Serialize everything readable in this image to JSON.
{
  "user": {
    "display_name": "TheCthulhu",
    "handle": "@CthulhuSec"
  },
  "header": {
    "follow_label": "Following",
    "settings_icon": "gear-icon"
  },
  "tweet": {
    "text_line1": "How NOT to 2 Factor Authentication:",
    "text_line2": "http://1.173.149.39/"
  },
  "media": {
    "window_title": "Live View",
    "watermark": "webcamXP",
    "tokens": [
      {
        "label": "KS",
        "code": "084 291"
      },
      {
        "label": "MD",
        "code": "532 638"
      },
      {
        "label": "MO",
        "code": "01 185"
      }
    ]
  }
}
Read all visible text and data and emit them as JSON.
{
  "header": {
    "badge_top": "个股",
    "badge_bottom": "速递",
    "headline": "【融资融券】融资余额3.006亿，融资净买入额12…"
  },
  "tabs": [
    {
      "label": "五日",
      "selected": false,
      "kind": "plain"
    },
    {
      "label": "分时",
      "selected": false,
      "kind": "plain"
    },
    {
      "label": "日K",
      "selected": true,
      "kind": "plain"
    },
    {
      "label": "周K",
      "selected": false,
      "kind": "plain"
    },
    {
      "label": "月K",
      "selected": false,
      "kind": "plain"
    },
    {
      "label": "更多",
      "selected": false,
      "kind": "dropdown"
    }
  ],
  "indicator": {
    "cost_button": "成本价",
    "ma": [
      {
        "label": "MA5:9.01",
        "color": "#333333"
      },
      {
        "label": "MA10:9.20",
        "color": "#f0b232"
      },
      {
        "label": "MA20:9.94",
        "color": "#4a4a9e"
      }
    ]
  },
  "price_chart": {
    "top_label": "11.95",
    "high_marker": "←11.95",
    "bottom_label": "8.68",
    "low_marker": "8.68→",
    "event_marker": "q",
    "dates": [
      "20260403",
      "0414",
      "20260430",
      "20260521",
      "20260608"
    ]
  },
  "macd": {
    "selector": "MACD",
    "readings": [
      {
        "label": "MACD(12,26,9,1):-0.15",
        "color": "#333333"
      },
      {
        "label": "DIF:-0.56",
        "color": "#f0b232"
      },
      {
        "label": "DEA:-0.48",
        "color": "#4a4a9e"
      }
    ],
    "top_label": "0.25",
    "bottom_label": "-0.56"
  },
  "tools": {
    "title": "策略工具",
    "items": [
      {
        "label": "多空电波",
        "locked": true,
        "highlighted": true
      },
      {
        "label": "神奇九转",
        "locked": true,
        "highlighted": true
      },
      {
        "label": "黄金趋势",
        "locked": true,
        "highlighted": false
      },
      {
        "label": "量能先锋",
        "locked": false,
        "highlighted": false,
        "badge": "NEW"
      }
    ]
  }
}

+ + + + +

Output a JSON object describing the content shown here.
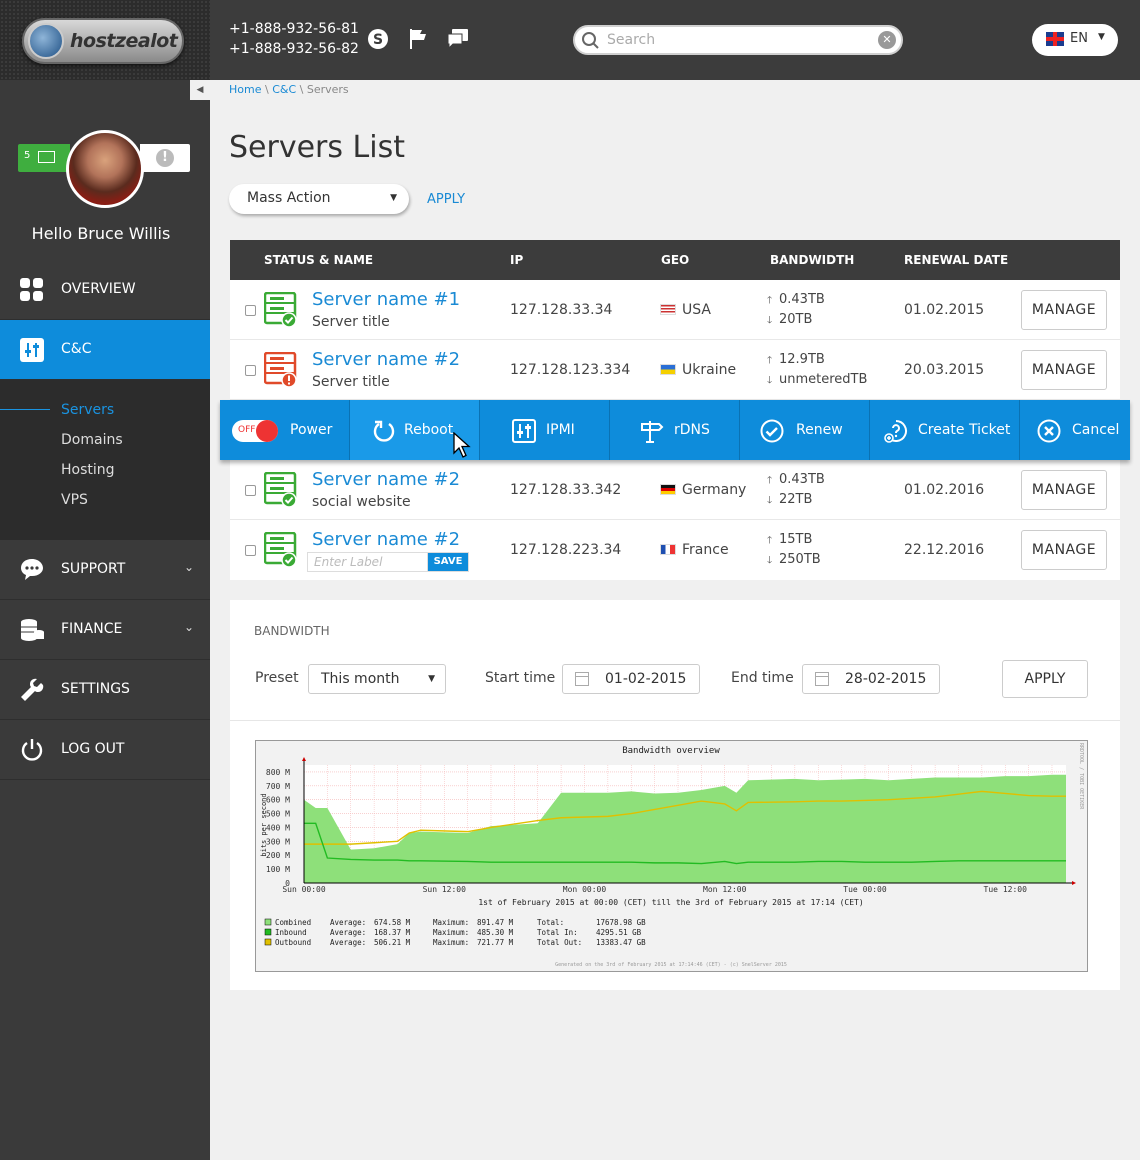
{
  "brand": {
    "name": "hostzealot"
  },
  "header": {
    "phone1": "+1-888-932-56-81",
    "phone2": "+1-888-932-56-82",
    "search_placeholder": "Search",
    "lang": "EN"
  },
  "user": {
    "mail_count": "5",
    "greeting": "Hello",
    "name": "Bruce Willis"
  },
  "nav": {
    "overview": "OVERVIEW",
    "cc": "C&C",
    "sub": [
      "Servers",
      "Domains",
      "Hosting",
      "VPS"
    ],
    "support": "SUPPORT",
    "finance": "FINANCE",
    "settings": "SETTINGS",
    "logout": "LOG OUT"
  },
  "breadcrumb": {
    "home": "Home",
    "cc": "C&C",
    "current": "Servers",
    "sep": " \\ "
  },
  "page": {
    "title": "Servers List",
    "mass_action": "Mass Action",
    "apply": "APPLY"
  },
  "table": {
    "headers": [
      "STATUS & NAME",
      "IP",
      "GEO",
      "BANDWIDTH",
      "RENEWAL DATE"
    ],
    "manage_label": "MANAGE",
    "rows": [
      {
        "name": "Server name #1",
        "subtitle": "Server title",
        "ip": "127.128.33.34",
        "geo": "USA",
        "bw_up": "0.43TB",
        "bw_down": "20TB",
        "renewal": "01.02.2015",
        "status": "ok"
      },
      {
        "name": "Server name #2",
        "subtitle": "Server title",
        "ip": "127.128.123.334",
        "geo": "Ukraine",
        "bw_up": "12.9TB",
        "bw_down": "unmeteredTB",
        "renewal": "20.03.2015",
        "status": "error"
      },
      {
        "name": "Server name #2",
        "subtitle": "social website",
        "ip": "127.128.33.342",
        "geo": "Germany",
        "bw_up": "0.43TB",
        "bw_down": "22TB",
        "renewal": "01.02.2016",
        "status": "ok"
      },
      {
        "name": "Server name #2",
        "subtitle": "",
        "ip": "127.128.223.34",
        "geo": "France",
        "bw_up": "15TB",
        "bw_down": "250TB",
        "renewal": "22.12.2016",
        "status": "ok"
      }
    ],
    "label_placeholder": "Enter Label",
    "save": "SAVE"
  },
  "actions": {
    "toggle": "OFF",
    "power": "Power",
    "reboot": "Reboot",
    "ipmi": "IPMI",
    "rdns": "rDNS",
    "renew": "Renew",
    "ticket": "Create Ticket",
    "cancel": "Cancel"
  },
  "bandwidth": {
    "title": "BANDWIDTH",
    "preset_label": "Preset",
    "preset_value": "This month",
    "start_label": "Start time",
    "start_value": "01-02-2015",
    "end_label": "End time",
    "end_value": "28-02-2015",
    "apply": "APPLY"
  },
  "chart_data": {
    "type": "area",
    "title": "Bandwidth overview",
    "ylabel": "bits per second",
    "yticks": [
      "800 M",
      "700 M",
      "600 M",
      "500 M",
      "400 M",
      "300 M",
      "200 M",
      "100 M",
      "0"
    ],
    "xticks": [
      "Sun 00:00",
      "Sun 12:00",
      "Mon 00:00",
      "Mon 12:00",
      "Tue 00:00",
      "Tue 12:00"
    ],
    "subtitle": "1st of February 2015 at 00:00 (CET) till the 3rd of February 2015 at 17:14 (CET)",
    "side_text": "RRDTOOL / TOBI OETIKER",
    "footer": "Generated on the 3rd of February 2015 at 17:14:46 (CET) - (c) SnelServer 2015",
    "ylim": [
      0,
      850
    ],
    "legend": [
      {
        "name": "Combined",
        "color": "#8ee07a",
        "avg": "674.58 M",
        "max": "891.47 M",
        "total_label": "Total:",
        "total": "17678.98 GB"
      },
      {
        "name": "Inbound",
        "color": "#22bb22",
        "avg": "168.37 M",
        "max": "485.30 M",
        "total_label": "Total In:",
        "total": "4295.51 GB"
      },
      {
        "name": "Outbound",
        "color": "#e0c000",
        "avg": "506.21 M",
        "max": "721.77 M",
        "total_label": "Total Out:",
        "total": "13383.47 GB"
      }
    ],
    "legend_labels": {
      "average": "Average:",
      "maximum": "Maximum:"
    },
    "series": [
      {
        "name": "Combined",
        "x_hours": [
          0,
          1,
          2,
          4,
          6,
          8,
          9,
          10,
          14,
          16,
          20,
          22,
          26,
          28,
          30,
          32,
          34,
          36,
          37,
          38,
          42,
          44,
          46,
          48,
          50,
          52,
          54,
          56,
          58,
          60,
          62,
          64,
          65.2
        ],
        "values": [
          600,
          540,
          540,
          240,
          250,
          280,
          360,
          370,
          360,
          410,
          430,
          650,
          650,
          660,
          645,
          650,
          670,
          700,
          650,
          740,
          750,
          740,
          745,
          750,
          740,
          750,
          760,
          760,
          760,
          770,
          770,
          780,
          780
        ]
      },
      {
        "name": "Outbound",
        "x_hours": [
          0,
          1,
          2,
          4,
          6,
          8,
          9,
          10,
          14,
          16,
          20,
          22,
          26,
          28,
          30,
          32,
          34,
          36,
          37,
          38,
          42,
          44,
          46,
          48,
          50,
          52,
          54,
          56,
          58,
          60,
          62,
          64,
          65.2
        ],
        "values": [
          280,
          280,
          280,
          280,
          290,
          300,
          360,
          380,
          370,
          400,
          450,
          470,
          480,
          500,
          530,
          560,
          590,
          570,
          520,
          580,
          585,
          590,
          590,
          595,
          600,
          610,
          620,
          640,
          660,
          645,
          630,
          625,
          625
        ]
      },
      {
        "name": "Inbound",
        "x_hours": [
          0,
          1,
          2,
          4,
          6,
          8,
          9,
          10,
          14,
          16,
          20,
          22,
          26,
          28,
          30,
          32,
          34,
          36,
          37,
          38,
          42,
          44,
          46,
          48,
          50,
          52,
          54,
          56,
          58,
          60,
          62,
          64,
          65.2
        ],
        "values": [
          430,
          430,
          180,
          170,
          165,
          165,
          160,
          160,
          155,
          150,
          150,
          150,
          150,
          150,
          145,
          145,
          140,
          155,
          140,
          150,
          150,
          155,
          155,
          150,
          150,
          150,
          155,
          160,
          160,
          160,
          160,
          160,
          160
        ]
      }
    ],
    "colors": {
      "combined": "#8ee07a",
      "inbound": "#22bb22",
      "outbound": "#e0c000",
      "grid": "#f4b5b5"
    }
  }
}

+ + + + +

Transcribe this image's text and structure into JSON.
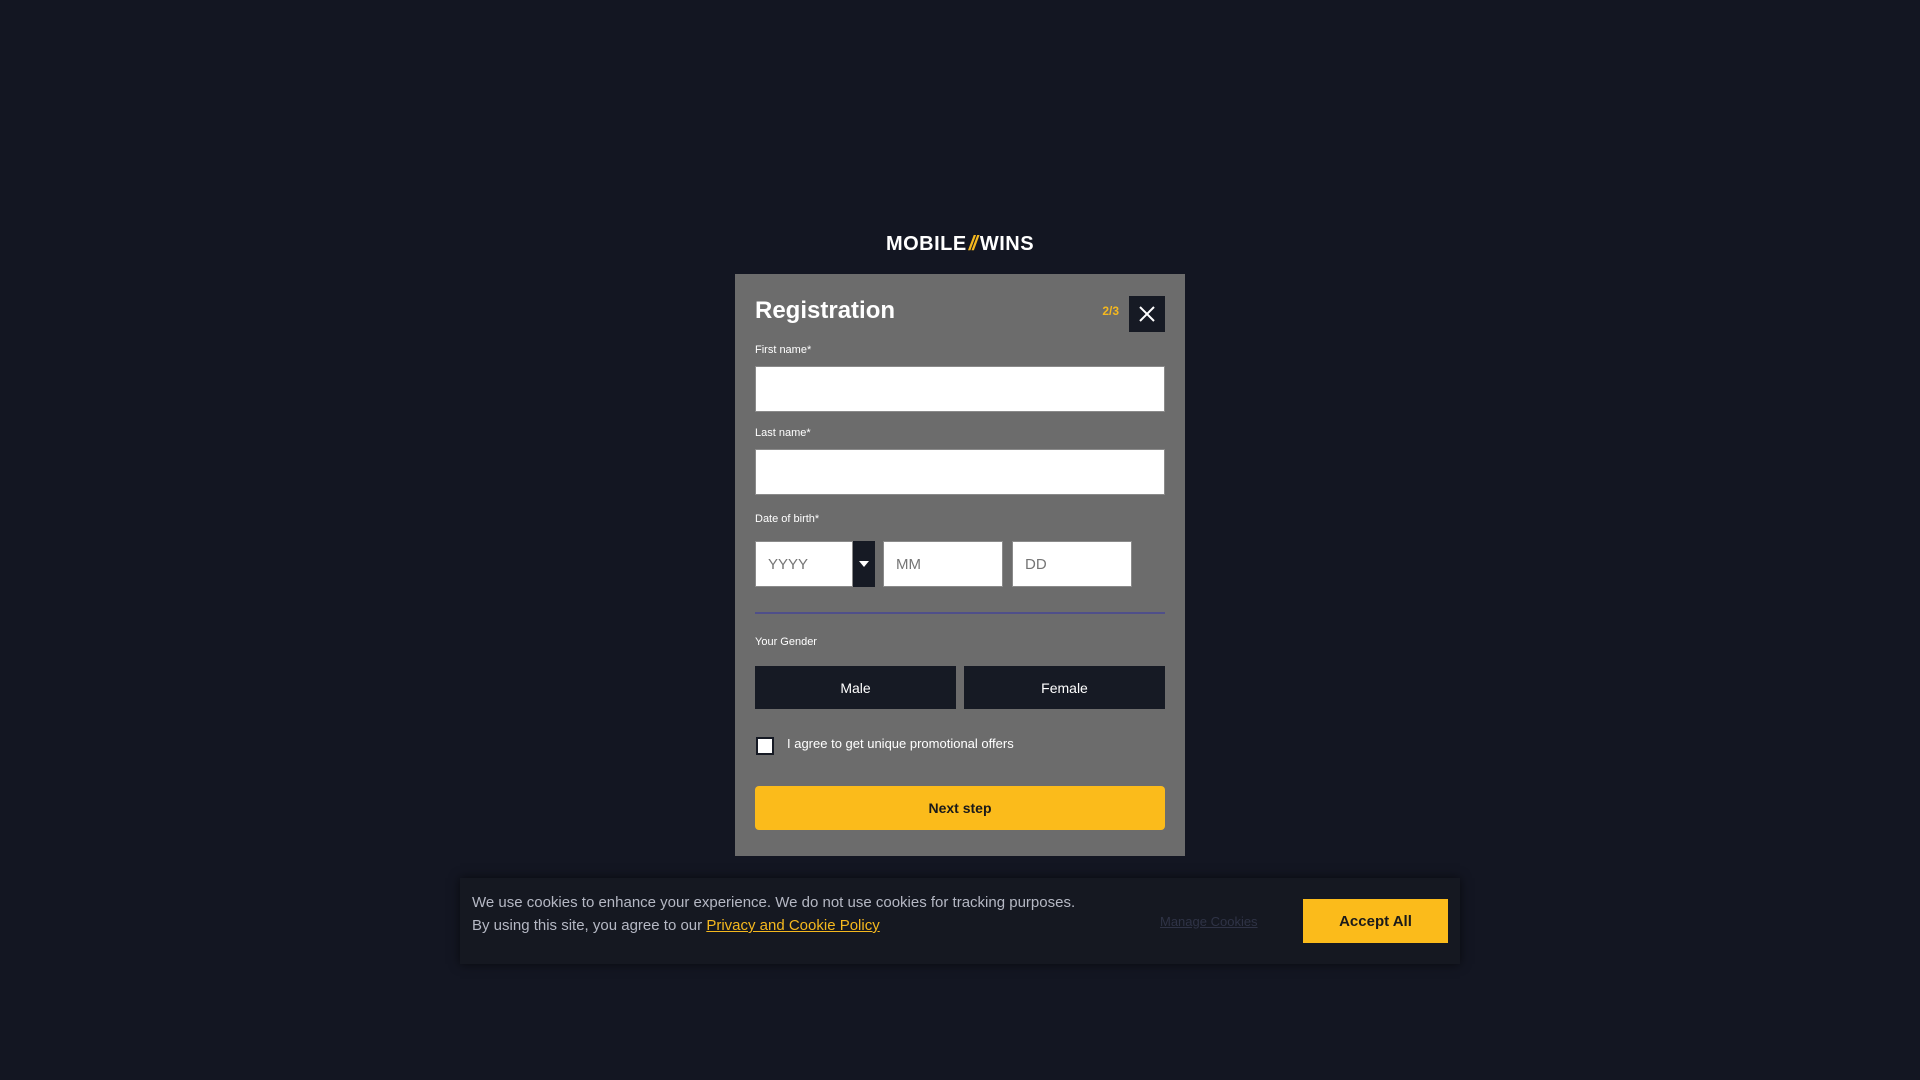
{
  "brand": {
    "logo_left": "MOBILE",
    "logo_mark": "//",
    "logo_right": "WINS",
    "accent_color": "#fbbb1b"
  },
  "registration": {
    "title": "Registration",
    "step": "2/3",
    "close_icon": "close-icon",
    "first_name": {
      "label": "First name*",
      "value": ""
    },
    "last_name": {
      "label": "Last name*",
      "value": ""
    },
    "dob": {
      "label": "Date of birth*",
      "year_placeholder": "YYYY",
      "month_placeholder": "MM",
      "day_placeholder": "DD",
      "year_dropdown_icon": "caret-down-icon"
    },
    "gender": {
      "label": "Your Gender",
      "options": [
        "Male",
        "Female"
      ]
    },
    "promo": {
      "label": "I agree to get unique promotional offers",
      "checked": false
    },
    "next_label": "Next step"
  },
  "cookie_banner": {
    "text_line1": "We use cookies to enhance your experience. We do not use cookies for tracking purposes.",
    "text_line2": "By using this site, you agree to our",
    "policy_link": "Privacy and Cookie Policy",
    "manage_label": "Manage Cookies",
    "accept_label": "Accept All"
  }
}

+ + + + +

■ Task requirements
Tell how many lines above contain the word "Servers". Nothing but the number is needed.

■ Solution to this task
3